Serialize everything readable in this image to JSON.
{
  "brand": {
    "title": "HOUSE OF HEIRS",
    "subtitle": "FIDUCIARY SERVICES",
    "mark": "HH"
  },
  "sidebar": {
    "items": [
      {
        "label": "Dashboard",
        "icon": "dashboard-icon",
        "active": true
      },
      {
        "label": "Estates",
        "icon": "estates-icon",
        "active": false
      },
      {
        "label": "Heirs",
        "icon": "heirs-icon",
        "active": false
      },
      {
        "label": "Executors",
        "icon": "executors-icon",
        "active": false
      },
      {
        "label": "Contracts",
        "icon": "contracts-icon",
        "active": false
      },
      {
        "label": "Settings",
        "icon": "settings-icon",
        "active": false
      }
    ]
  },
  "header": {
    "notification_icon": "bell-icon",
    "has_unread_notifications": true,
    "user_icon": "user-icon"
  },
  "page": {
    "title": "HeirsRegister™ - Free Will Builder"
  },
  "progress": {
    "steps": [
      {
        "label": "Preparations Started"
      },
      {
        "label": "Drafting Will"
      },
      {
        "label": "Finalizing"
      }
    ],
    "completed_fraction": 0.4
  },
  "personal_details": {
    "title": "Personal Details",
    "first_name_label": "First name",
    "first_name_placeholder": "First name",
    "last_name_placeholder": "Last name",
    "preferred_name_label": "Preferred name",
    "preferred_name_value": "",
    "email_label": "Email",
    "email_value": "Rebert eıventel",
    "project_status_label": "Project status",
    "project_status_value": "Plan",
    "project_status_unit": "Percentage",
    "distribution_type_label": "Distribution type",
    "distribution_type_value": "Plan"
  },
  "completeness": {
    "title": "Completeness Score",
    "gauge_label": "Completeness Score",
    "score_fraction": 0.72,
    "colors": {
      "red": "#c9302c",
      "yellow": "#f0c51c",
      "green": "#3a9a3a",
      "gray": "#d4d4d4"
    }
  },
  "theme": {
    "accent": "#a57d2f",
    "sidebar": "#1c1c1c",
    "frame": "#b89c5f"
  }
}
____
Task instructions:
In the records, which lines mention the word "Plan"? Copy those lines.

Output for this exercise:
    "project_status_value": "Plan",
    "distribution_type_value": "Plan"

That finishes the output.